Exercise inputs |
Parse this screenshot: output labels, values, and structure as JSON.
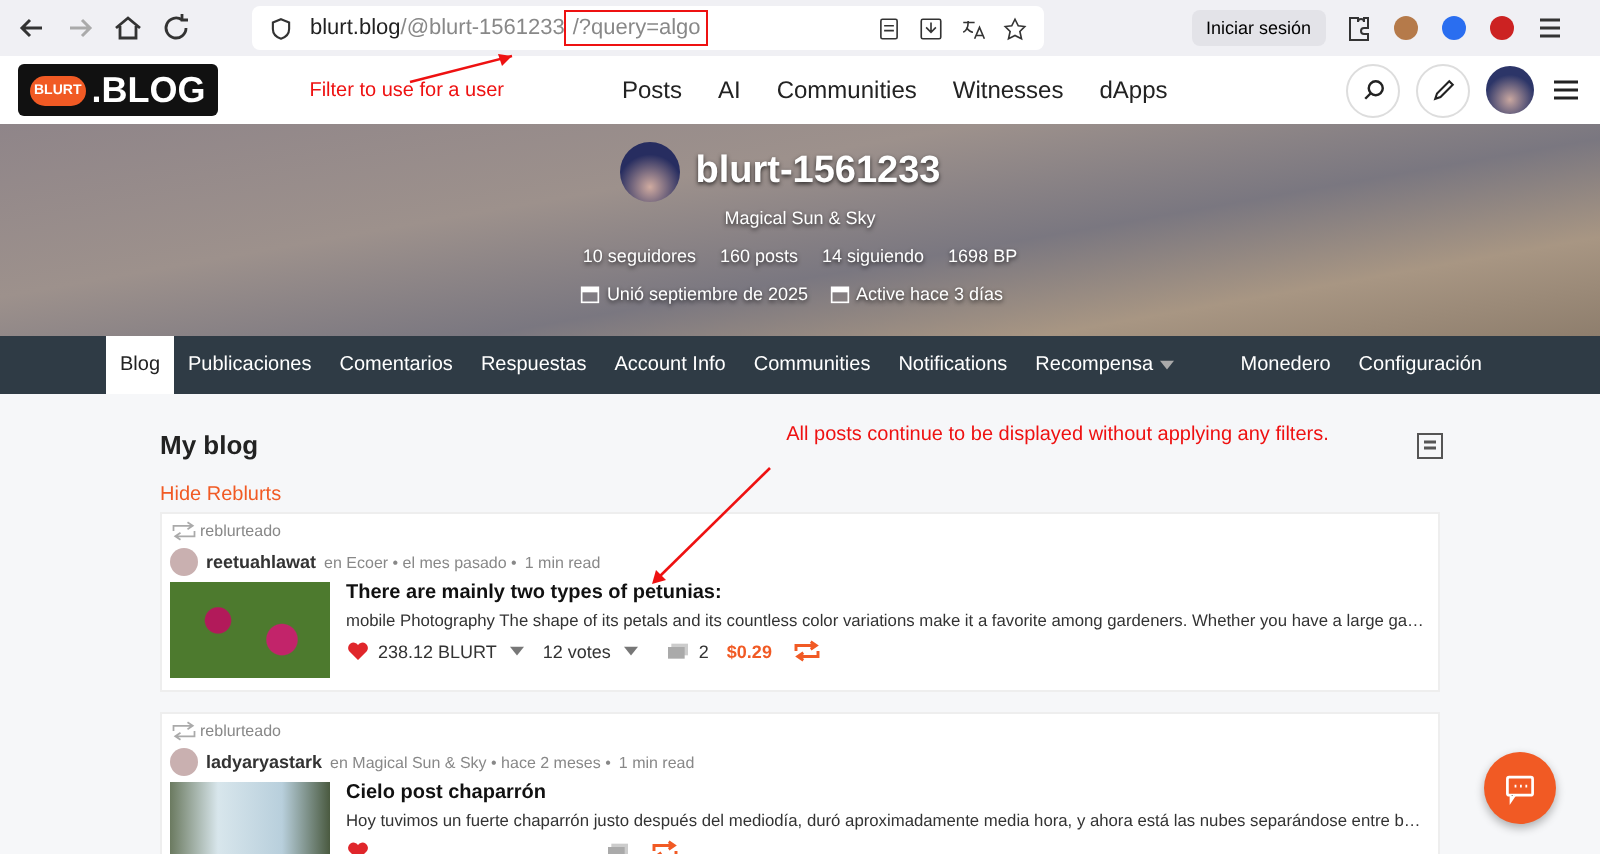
{
  "browser": {
    "url_domain": "blurt.blog",
    "url_path": "/@blurt-1561233",
    "url_query": "/?query=algo",
    "sign_in": "Iniciar sesión"
  },
  "annotations": [
    {
      "kind": "url",
      "text": "Filter to use for a user"
    },
    {
      "kind": "posts",
      "text": "All posts continue to be displayed without applying any filters."
    }
  ],
  "header": {
    "logo_badge": "BLURT",
    "logo_text": ".BLOG",
    "nav": [
      "Posts",
      "AI",
      "Communities",
      "Witnesses",
      "dApps"
    ]
  },
  "profile": {
    "name": "blurt-1561233",
    "tagline": "Magical Sun & Sky",
    "stats": [
      "10 seguidores",
      "160 posts",
      "14 siguiendo",
      "1698 BP"
    ],
    "joined": "Unió septiembre de 2025",
    "active": "Active hace 3 días"
  },
  "tabs": [
    {
      "label": "Blog",
      "selected": true,
      "dropdown": false
    },
    {
      "label": "Publicaciones",
      "selected": false,
      "dropdown": false
    },
    {
      "label": "Comentarios",
      "selected": false,
      "dropdown": false
    },
    {
      "label": "Respuestas",
      "selected": false,
      "dropdown": false
    },
    {
      "label": "Account Info",
      "selected": false,
      "dropdown": false
    },
    {
      "label": "Communities",
      "selected": false,
      "dropdown": false
    },
    {
      "label": "Notifications",
      "selected": false,
      "dropdown": false
    },
    {
      "label": "Recompensa",
      "selected": false,
      "dropdown": true
    }
  ],
  "tabs_right": [
    "Monedero",
    "Configuración"
  ],
  "blog": {
    "title": "My blog",
    "hide_reblurts": "Hide Reblurts"
  },
  "posts": [
    {
      "reblog_label": "reblurteado",
      "author": "reetuahlawat",
      "meta": "en Ecoer • el mes pasado •",
      "read": "1 min read",
      "title": "There are mainly two types of petunias:",
      "excerpt": "mobile Photography The shape of its petals and its countless color variations make it a favorite among gardeners. Whether you have a large ga…",
      "amount": "238.12 BLURT",
      "votes": "12 votes",
      "comments": "2",
      "payout": "$0.29"
    },
    {
      "reblog_label": "reblurteado",
      "author": "ladyaryastark",
      "meta": "en Magical Sun & Sky • hace 2 meses •",
      "read": "1 min read",
      "title": "Cielo post chaparrón",
      "excerpt": "Hoy tuvimos un fuerte chaparrón justo después del mediodía, duró aproximadamente media hora, y ahora está las nubes separándose entre b…"
    }
  ]
}
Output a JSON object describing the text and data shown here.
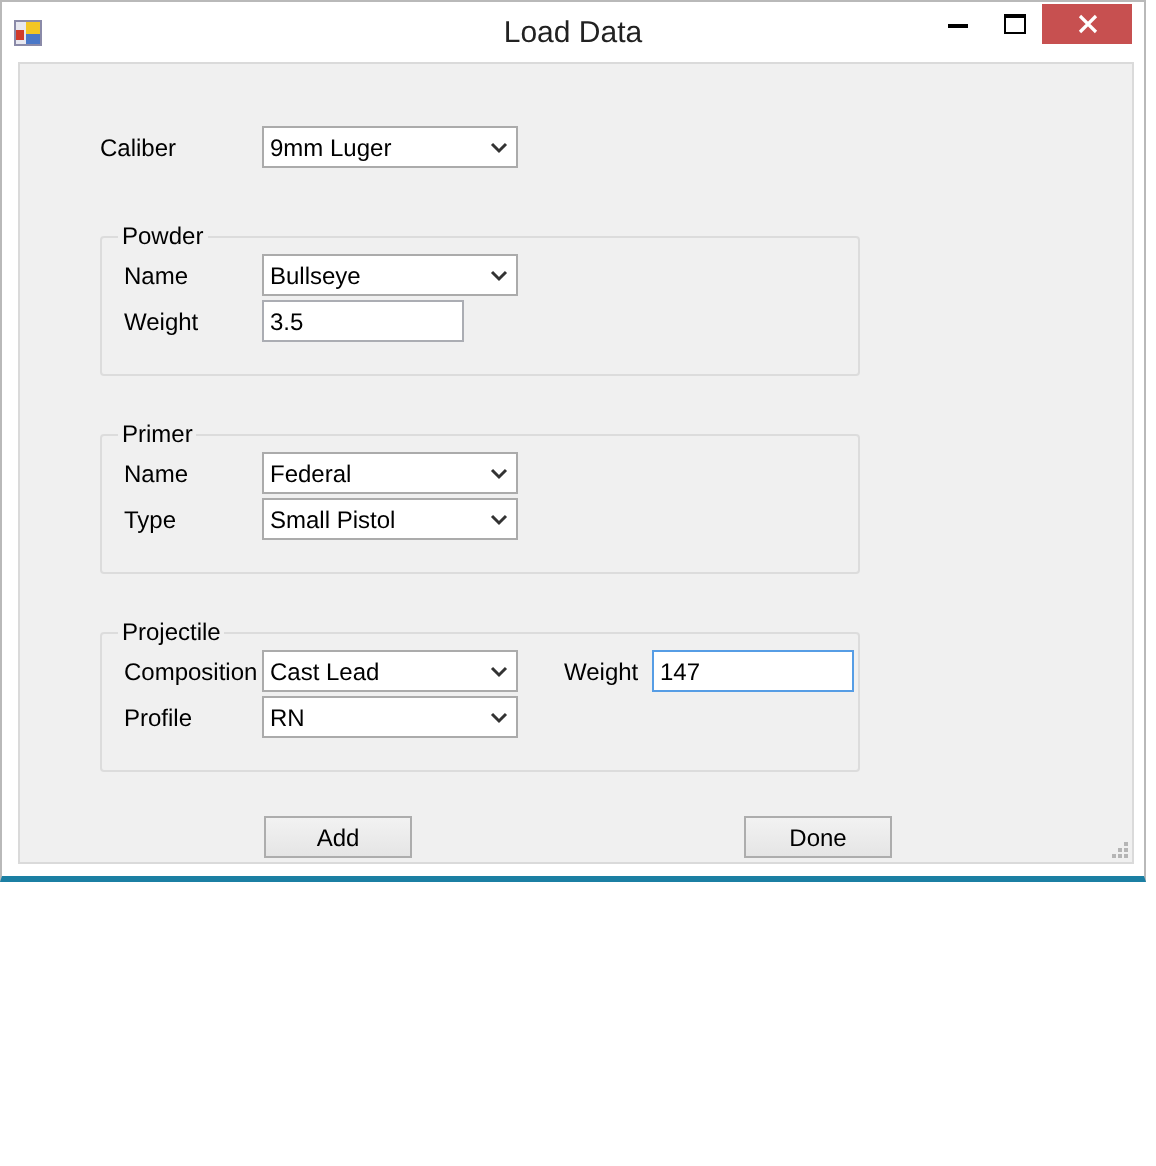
{
  "window": {
    "title": "Load Data"
  },
  "fields": [
    {
      "label": "Caliber",
      "kind": "combo",
      "value": "9mm Luger"
    }
  ],
  "groups": [
    {
      "title": "Powder",
      "rows": [
        [
          {
            "label": "Name",
            "kind": "combo",
            "value": "Bullseye"
          }
        ],
        [
          {
            "label": "Weight",
            "kind": "text",
            "value": "3.5",
            "focused": false
          }
        ]
      ]
    },
    {
      "title": "Primer",
      "rows": [
        [
          {
            "label": "Name",
            "kind": "combo",
            "value": "Federal"
          }
        ],
        [
          {
            "label": "Type",
            "kind": "combo",
            "value": "Small Pistol"
          }
        ]
      ]
    },
    {
      "title": "Projectile",
      "rows": [
        [
          {
            "label": "Composition",
            "kind": "combo",
            "value": "Cast Lead"
          },
          {
            "label": "Weight",
            "kind": "text",
            "value": "147",
            "focused": true
          }
        ],
        [
          {
            "label": "Profile",
            "kind": "combo",
            "value": "RN"
          }
        ]
      ]
    }
  ],
  "buttons": [
    "Add",
    "Done"
  ]
}
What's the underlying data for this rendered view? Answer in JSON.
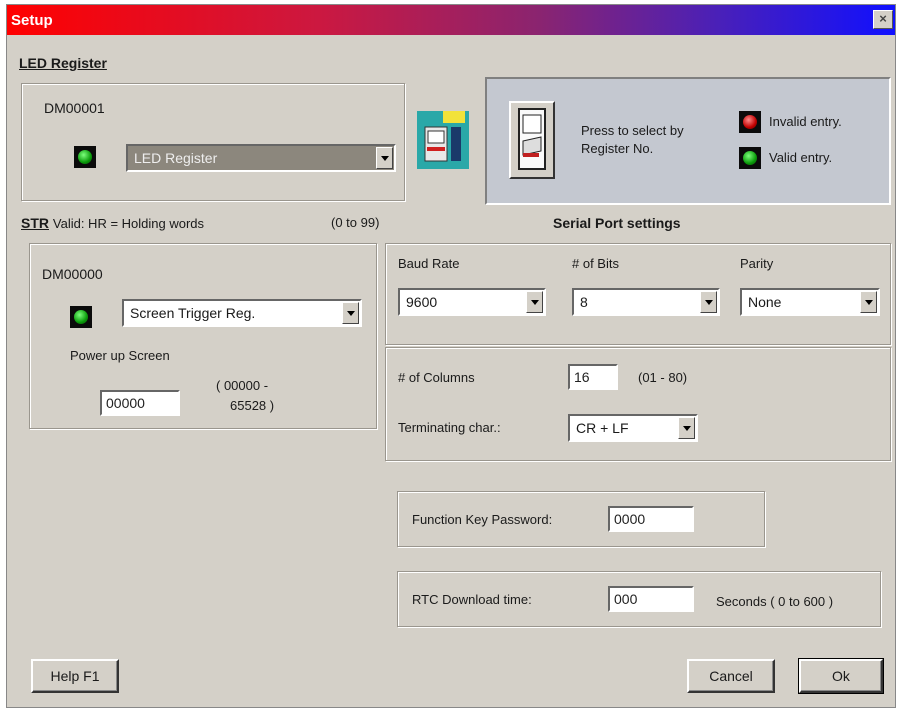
{
  "window": {
    "title": "Setup",
    "close_glyph": "×"
  },
  "led_section": {
    "heading": "LED Register",
    "address": "DM00001",
    "combo_value": "LED Register"
  },
  "register_panel": {
    "press_text_line1": "Press to select by",
    "press_text_line2": "Register No.",
    "invalid_label": "Invalid entry.",
    "valid_label": "Valid entry."
  },
  "str_section": {
    "heading_bold": "STR",
    "heading_rest": "Valid: HR = Holding words",
    "range": "(0 to 99)",
    "address": "DM00000",
    "combo_value": "Screen Trigger Reg.",
    "powerup_label": "Power up Screen",
    "powerup_value": "00000",
    "powerup_range_line1": "( 00000 -",
    "powerup_range_line2": "65528 )"
  },
  "serial": {
    "heading": "Serial Port settings",
    "baud_label": "Baud Rate",
    "baud_value": "9600",
    "bits_label": "# of Bits",
    "bits_value": "8",
    "parity_label": "Parity",
    "parity_value": "None",
    "columns_label": "# of Columns",
    "columns_value": "16",
    "columns_range": "(01 - 80)",
    "term_label": "Terminating char.:",
    "term_value": "CR + LF"
  },
  "password": {
    "label": "Function Key Password:",
    "value": "0000"
  },
  "rtc": {
    "label": "RTC Download time:",
    "value": "000",
    "unit": "Seconds ( 0 to 600 )"
  },
  "buttons": {
    "help": "Help F1",
    "cancel": "Cancel",
    "ok": "Ok"
  },
  "colors": {
    "face": "#d4d0c8",
    "led_on": "#0a9a0a",
    "led_invalid": "#c00000"
  }
}
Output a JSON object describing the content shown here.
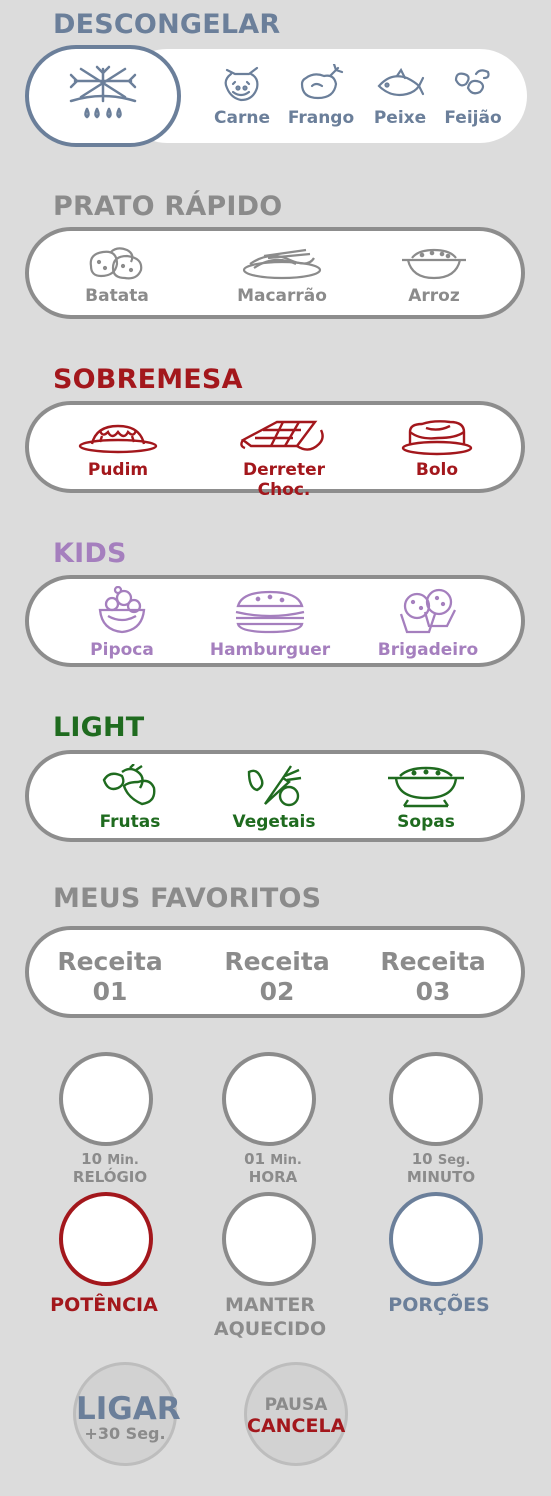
{
  "colors": {
    "background": "#dcdcdc",
    "blue_gray": "#6b7f9a",
    "gray": "#8b8b8b",
    "red": "#a3171c",
    "purple": "#a57fbe",
    "green": "#1f6b1f"
  },
  "descongelar": {
    "title": "DESCONGELAR",
    "main_icon": "snowflake-thaw-icon",
    "items": [
      {
        "label": "Carne",
        "icon": "cow-icon"
      },
      {
        "label": "Frango",
        "icon": "chicken-icon"
      },
      {
        "label": "Peixe",
        "icon": "fish-icon"
      },
      {
        "label": "Feijão",
        "icon": "beans-icon"
      }
    ]
  },
  "prato_rapido": {
    "title": "PRATO RÁPIDO",
    "items": [
      {
        "label": "Batata",
        "icon": "potato-icon"
      },
      {
        "label": "Macarrão",
        "icon": "pasta-icon"
      },
      {
        "label": "Arroz",
        "icon": "rice-bowl-icon"
      }
    ]
  },
  "sobremesa": {
    "title": "SOBREMESA",
    "items": [
      {
        "label": "Pudim",
        "icon": "pudding-icon"
      },
      {
        "label": "Derreter Choc.",
        "icon": "chocolate-icon"
      },
      {
        "label": "Bolo",
        "icon": "cake-icon"
      }
    ]
  },
  "kids": {
    "title": "KIDS",
    "items": [
      {
        "label": "Pipoca",
        "icon": "popcorn-icon"
      },
      {
        "label": "Hamburguer",
        "icon": "hamburger-icon"
      },
      {
        "label": "Brigadeiro",
        "icon": "brigadeiro-icon"
      }
    ]
  },
  "light": {
    "title": "LIGHT",
    "items": [
      {
        "label": "Frutas",
        "icon": "fruits-icon"
      },
      {
        "label": "Vegetais",
        "icon": "vegetables-icon"
      },
      {
        "label": "Sopas",
        "icon": "soup-pot-icon"
      }
    ]
  },
  "favoritos": {
    "title": "MEUS FAVORITOS",
    "items": [
      {
        "line1": "Receita",
        "line2": "01"
      },
      {
        "line1": "Receita",
        "line2": "02"
      },
      {
        "line1": "Receita",
        "line2": "03"
      }
    ]
  },
  "time_buttons": [
    {
      "line1_num": "10",
      "line1_unit": "Min.",
      "line2": "RELÓGIO"
    },
    {
      "line1_num": "01",
      "line1_unit": "Min.",
      "line2": "HORA"
    },
    {
      "line1_num": "10",
      "line1_unit": "Seg.",
      "line2": "MINUTO"
    }
  ],
  "function_buttons": [
    {
      "line1": "POTÊNCIA",
      "line2": ""
    },
    {
      "line1": "MANTER",
      "line2": "AQUECIDO"
    },
    {
      "line1": "PORÇÕES",
      "line2": ""
    }
  ],
  "start_button": {
    "line1": "LIGAR",
    "line2": "+30 Seg."
  },
  "stop_button": {
    "line1": "PAUSA",
    "line2": "CANCELA"
  }
}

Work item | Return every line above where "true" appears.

Your solution |
      "selected": true,
      "dropdown": true
            "focused": true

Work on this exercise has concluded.